===== Records =====

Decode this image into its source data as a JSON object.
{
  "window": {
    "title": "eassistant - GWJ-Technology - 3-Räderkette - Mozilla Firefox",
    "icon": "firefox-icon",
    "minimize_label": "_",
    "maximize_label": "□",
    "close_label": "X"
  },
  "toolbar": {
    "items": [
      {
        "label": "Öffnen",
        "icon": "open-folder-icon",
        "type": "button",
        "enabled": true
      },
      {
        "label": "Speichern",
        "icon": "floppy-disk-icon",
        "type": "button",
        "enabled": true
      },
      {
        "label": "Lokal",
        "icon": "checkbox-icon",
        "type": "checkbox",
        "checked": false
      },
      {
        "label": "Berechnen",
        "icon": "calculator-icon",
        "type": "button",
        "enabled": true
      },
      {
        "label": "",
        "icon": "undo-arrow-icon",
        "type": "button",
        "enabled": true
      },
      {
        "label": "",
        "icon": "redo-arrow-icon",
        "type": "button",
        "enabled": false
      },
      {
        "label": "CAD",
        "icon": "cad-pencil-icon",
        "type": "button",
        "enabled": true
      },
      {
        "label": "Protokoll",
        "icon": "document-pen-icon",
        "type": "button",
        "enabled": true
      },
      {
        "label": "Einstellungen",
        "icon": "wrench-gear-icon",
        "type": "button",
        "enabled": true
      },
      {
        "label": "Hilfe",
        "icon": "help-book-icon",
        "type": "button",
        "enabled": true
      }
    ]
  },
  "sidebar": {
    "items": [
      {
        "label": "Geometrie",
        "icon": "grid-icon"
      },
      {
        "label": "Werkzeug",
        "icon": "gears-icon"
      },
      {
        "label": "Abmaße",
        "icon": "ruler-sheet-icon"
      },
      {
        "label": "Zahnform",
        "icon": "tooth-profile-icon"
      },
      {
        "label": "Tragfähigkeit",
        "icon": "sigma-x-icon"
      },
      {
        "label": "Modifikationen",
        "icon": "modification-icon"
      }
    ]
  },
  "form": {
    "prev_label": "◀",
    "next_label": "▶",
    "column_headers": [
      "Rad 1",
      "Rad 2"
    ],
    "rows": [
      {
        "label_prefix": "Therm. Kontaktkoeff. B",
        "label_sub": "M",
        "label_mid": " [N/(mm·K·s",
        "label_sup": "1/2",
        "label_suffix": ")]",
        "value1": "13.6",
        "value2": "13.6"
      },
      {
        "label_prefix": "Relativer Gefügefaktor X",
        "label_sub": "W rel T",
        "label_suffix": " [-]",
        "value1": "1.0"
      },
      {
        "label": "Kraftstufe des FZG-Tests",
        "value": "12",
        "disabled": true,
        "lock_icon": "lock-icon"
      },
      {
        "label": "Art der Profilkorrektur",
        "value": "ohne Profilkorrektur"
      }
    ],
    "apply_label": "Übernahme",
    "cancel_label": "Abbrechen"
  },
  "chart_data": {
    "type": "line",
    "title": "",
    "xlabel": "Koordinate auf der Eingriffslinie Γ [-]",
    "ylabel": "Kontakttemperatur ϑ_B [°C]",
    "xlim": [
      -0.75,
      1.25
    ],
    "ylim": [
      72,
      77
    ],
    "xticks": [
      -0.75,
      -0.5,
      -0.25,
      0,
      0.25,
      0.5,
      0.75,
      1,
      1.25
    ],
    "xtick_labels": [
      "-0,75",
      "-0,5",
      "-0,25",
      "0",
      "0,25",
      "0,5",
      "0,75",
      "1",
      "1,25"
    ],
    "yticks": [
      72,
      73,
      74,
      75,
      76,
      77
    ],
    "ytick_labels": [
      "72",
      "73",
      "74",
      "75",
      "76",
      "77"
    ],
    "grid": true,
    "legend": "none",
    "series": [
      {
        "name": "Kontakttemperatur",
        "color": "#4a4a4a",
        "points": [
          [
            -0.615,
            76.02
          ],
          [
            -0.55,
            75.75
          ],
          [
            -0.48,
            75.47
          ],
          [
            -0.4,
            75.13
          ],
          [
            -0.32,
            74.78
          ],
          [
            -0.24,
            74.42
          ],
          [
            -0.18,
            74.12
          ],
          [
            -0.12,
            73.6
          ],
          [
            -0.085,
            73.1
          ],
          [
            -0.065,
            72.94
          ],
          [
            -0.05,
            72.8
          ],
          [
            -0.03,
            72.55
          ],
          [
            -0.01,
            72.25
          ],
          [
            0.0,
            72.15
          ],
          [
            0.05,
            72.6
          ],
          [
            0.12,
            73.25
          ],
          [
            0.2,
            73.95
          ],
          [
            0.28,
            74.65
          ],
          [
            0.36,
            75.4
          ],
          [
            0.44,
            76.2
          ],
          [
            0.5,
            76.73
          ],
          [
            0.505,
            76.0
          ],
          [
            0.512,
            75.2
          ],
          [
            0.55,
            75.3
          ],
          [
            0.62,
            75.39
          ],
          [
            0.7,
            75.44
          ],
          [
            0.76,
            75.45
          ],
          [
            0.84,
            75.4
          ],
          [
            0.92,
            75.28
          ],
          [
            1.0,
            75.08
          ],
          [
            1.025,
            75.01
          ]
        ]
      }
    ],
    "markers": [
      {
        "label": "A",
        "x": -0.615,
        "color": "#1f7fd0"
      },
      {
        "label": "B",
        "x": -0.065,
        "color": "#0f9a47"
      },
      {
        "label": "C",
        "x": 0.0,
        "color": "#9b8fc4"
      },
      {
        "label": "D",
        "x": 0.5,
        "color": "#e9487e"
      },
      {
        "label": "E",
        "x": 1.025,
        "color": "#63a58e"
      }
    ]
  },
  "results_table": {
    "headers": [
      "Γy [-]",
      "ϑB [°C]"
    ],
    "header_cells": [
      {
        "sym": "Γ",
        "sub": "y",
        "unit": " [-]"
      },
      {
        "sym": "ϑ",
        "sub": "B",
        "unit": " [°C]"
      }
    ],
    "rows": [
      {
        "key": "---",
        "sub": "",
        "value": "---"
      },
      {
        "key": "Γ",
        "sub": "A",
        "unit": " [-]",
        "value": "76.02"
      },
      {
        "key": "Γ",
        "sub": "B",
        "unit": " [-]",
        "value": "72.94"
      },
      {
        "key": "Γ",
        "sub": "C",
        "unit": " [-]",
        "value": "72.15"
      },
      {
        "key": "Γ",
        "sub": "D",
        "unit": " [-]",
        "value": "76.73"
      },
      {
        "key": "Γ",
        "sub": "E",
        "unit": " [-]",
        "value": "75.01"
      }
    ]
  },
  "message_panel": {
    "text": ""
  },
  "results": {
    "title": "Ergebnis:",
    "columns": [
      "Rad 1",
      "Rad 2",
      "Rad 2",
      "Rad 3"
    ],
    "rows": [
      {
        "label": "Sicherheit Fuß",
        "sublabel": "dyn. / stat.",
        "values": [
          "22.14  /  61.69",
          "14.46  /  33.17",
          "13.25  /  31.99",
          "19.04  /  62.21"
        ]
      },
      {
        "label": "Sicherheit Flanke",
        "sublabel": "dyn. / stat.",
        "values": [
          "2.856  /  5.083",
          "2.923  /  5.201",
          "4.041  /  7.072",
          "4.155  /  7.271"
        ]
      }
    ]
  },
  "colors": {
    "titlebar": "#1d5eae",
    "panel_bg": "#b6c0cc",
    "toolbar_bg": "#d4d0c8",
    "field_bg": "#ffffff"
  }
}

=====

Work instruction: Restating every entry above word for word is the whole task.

Task result:
Decode this image into its source data as a JSON object.
{
  "window": {
    "title": "eassistant - GWJ-Technology - 3-Räderkette - Mozilla Firefox",
    "icon": "firefox-icon",
    "minimize_label": "_",
    "maximize_label": "□",
    "close_label": "X"
  },
  "toolbar": {
    "items": [
      {
        "label": "Öffnen",
        "icon": "open-folder-icon",
        "type": "button",
        "enabled": true
      },
      {
        "label": "Speichern",
        "icon": "floppy-disk-icon",
        "type": "button",
        "enabled": true
      },
      {
        "label": "Lokal",
        "icon": "checkbox-icon",
        "type": "checkbox",
        "checked": false
      },
      {
        "label": "Berechnen",
        "icon": "calculator-icon",
        "type": "button",
        "enabled": true
      },
      {
        "label": "",
        "icon": "undo-arrow-icon",
        "type": "button",
        "enabled": true
      },
      {
        "label": "",
        "icon": "redo-arrow-icon",
        "type": "button",
        "enabled": false
      },
      {
        "label": "CAD",
        "icon": "cad-pencil-icon",
        "type": "button",
        "enabled": true
      },
      {
        "label": "Protokoll",
        "icon": "document-pen-icon",
        "type": "button",
        "enabled": true
      },
      {
        "label": "Einstellungen",
        "icon": "wrench-gear-icon",
        "type": "button",
        "enabled": true
      },
      {
        "label": "Hilfe",
        "icon": "help-book-icon",
        "type": "button",
        "enabled": true
      }
    ]
  },
  "sidebar": {
    "items": [
      {
        "label": "Geometrie",
        "icon": "grid-icon"
      },
      {
        "label": "Werkzeug",
        "icon": "gears-icon"
      },
      {
        "label": "Abmaße",
        "icon": "ruler-sheet-icon"
      },
      {
        "label": "Zahnform",
        "icon": "tooth-profile-icon"
      },
      {
        "label": "Tragfähigkeit",
        "icon": "sigma-x-icon"
      },
      {
        "label": "Modifikationen",
        "icon": "modification-icon"
      }
    ]
  },
  "form": {
    "prev_label": "◀",
    "next_label": "▶",
    "column_headers": [
      "Rad 1",
      "Rad 2"
    ],
    "rows": [
      {
        "label_prefix": "Therm. Kontaktkoeff. B",
        "label_sub": "M",
        "label_mid": " [N/(mm·K·s",
        "label_sup": "1/2",
        "label_suffix": ")]",
        "value1": "13.6",
        "value2": "13.6"
      },
      {
        "label_prefix": "Relativer Gefügefaktor X",
        "label_sub": "W rel T",
        "label_suffix": " [-]",
        "value1": "1.0"
      },
      {
        "label": "Kraftstufe des FZG-Tests",
        "value": "12",
        "disabled": true,
        "lock_icon": "lock-icon"
      },
      {
        "label": "Art der Profilkorrektur",
        "value": "ohne Profilkorrektur"
      }
    ],
    "apply_label": "Übernahme",
    "cancel_label": "Abbrechen"
  },
  "chart_data": {
    "type": "line",
    "title": "",
    "xlabel": "Koordinate auf der Eingriffslinie Γ [-]",
    "ylabel": "Kontakttemperatur ϑ_B [°C]",
    "xlim": [
      -0.75,
      1.25
    ],
    "ylim": [
      72,
      77
    ],
    "xticks": [
      -0.75,
      -0.5,
      -0.25,
      0,
      0.25,
      0.5,
      0.75,
      1,
      1.25
    ],
    "xtick_labels": [
      "-0,75",
      "-0,5",
      "-0,25",
      "0",
      "0,25",
      "0,5",
      "0,75",
      "1",
      "1,25"
    ],
    "yticks": [
      72,
      73,
      74,
      75,
      76,
      77
    ],
    "ytick_labels": [
      "72",
      "73",
      "74",
      "75",
      "76",
      "77"
    ],
    "grid": true,
    "legend": "none",
    "series": [
      {
        "name": "Kontakttemperatur",
        "color": "#4a4a4a",
        "points": [
          [
            -0.615,
            76.02
          ],
          [
            -0.55,
            75.75
          ],
          [
            -0.48,
            75.47
          ],
          [
            -0.4,
            75.13
          ],
          [
            -0.32,
            74.78
          ],
          [
            -0.24,
            74.42
          ],
          [
            -0.18,
            74.12
          ],
          [
            -0.12,
            73.6
          ],
          [
            -0.085,
            73.1
          ],
          [
            -0.065,
            72.94
          ],
          [
            -0.05,
            72.8
          ],
          [
            -0.03,
            72.55
          ],
          [
            -0.01,
            72.25
          ],
          [
            0.0,
            72.15
          ],
          [
            0.05,
            72.6
          ],
          [
            0.12,
            73.25
          ],
          [
            0.2,
            73.95
          ],
          [
            0.28,
            74.65
          ],
          [
            0.36,
            75.4
          ],
          [
            0.44,
            76.2
          ],
          [
            0.5,
            76.73
          ],
          [
            0.505,
            76.0
          ],
          [
            0.512,
            75.2
          ],
          [
            0.55,
            75.3
          ],
          [
            0.62,
            75.39
          ],
          [
            0.7,
            75.44
          ],
          [
            0.76,
            75.45
          ],
          [
            0.84,
            75.4
          ],
          [
            0.92,
            75.28
          ],
          [
            1.0,
            75.08
          ],
          [
            1.025,
            75.01
          ]
        ]
      }
    ],
    "markers": [
      {
        "label": "A",
        "x": -0.615,
        "color": "#1f7fd0"
      },
      {
        "label": "B",
        "x": -0.065,
        "color": "#0f9a47"
      },
      {
        "label": "C",
        "x": 0.0,
        "color": "#9b8fc4"
      },
      {
        "label": "D",
        "x": 0.5,
        "color": "#e9487e"
      },
      {
        "label": "E",
        "x": 1.025,
        "color": "#63a58e"
      }
    ]
  },
  "results_table": {
    "headers": [
      "Γy [-]",
      "ϑB [°C]"
    ],
    "header_cells": [
      {
        "sym": "Γ",
        "sub": "y",
        "unit": " [-]"
      },
      {
        "sym": "ϑ",
        "sub": "B",
        "unit": " [°C]"
      }
    ],
    "rows": [
      {
        "key": "---",
        "sub": "",
        "value": "---"
      },
      {
        "key": "Γ",
        "sub": "A",
        "unit": " [-]",
        "value": "76.02"
      },
      {
        "key": "Γ",
        "sub": "B",
        "unit": " [-]",
        "value": "72.94"
      },
      {
        "key": "Γ",
        "sub": "C",
        "unit": " [-]",
        "value": "72.15"
      },
      {
        "key": "Γ",
        "sub": "D",
        "unit": " [-]",
        "value": "76.73"
      },
      {
        "key": "Γ",
        "sub": "E",
        "unit": " [-]",
        "value": "75.01"
      }
    ]
  },
  "message_panel": {
    "text": ""
  },
  "results": {
    "title": "Ergebnis:",
    "columns": [
      "Rad 1",
      "Rad 2",
      "Rad 2",
      "Rad 3"
    ],
    "rows": [
      {
        "label": "Sicherheit Fuß",
        "sublabel": "dyn. / stat.",
        "values": [
          "22.14  /  61.69",
          "14.46  /  33.17",
          "13.25  /  31.99",
          "19.04  /  62.21"
        ]
      },
      {
        "label": "Sicherheit Flanke",
        "sublabel": "dyn. / stat.",
        "values": [
          "2.856  /  5.083",
          "2.923  /  5.201",
          "4.041  /  7.072",
          "4.155  /  7.271"
        ]
      }
    ]
  },
  "colors": {
    "titlebar": "#1d5eae",
    "panel_bg": "#b6c0cc",
    "toolbar_bg": "#d4d0c8",
    "field_bg": "#ffffff"
  }
}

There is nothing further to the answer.